Dark Side of the Moon
by Lois Beckett
The moon hangs tonight in the summer sky:
distant, sweetly tinged with gold.
Such serenity comes
only with distance. I am like the moon.
I am calm because I am far from suffering.
I can walk outside tonight hearing nothing
but the sighing of the breeze. I am only afraid of shadows.
I shine tonight in my quiet world, peaceful as the moon.
How could I not love such beauty?
With that same loveliness the moon shines
on a deserted field. No one walks there.
The earth is sown with landmines. Do not gather
their sudden, deadly blossoms.
How full and romantic the moon is
over the city's vacant streets.
No one pauses to gaze at it. Kidnappers wait
in the dark.

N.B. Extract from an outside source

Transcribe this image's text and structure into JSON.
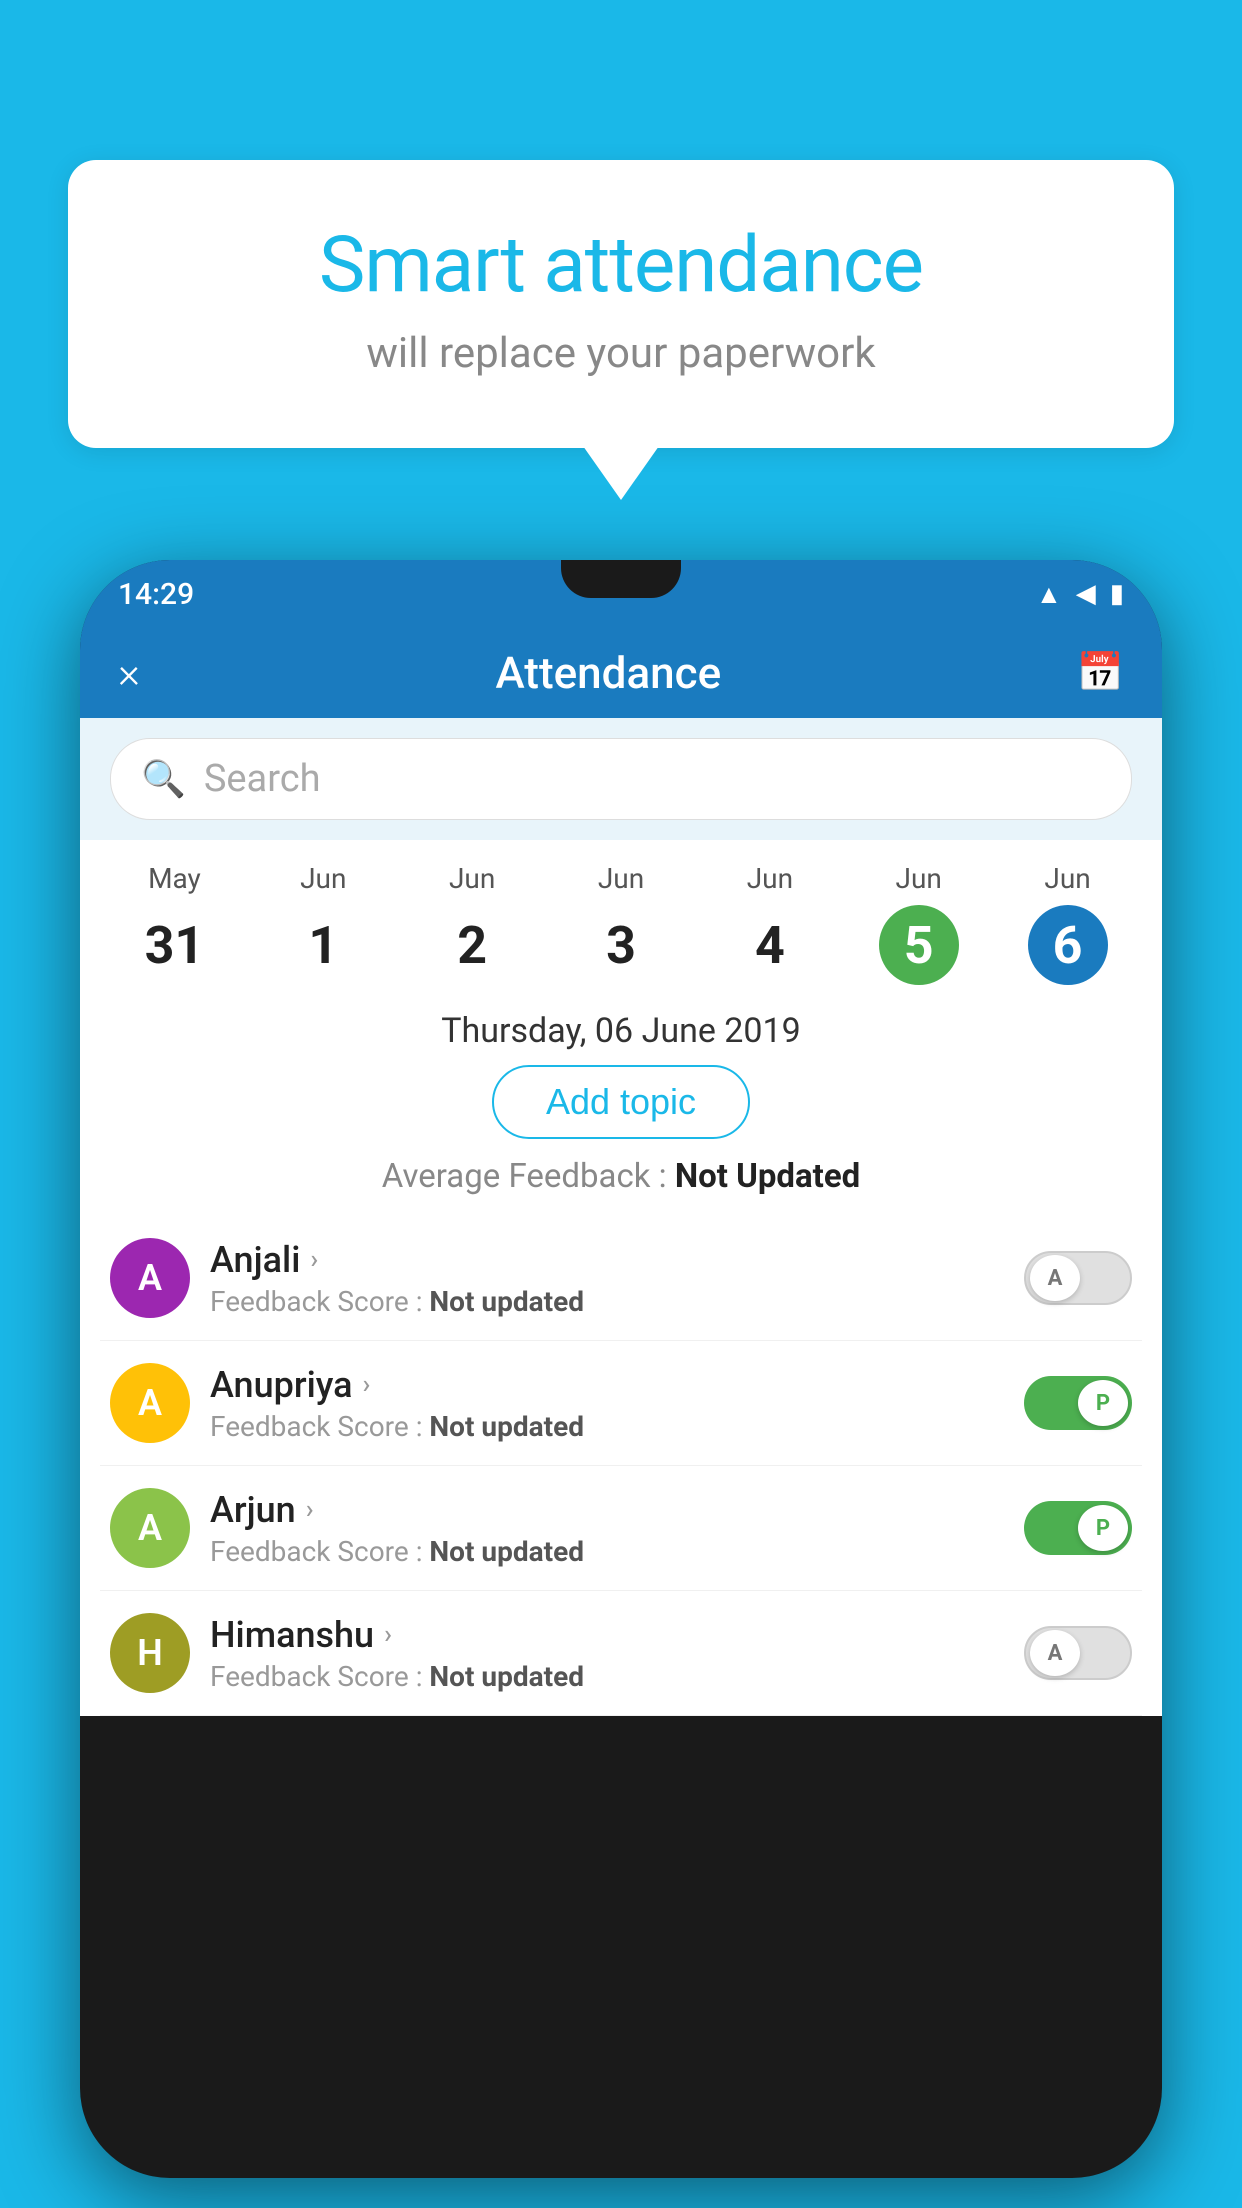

People stay at home -
not that their homes are safe.
Gun shots, moans of the sick, weeping,
and the moon is beautiful, beautiful.
It turns and turns around the earth,
The moon does not understand suffering.
And though I barely understand it,
I cannot rest in the moon's soft light.
Far from me, a girl wishes she lived on the moon,
that she could bound weightless through the air,
never hear another cry. Silence, she prays, silence.
But I cannot be silent.
Though the sun is far from the earth, it's shining
is not as cold and empty as the moon's.
It's life brings life. I must find a way,
whatever my distance, to help, to give comfort
I cannot numb my gaze with stars
or veil my eyes, as clouds cover the face of the moon,
that glowing face, beautiful and blind.
White Feathers Falling
by Rosemary Bateman
I wanted more of myself in my hands,
rising like wind-twisted juniper over the ledges of thought,
layer upon layer and all the same.
I wanted moments to pass like slow sugar in the veins of trees,
thick with untasted sweetness, but
I dream the numbness of winter
creeps like ivy between my ribs, pulling them apart.
If I were empty enough, I would let the soul of a dead mother of dead sons
share my shell, but I am too overflowing with the song of my life.
Miles from the throaty calls of mourning doves,
a woman lies dry in the dust.
She is bent forward, curving neatly into a gray photograph
where blood still crusts red.
I expect the wind to fold her husk-like body into the sand
or peel her like a yellow onion, first crisp,
then moist enough to burn the eyes.
I wonder how much war took away
before that one bullet finished
the long and heavy task of dying.
Somewhere a dove
slams its skull into a shining window,
thinking there is more sky there.
Let us just look into and through each other's eyes for a while,
under the om-shaped moon and careless stars,
and not say anything.
Let us stand for a while on the bank of this river,
cry, pray, wound ourselves with thought,
before we embrace and our minds like pearls like white feathers
fall back to hands and heart.
by Danelle Forsthoefel
No, not falling.
Drawn to an unseen force, leaning forward and back,
Rolling side to side.
Lying, floating there in white reverie.
Hear the rare whisper of the calumet,
See the proud sprig of olive.
Honor the once barren field
flooded with blood red poppies.
The flat open palm of a hand
Shouldering no pain,
Numb to the world.numb to the cause.
Directed with a whisper
along the periphery of a seven pointed star,
Bending one direction.then shifting.
No peril anymore.
No glorious death to celebrate:
the bullet planted in my heart
a token of honor, a medal,
I look to a thousand cranes,
weep for the buried bird of Aphrodite.
Drifting towards the unknown.
Skimming the unseen.
No, not floating.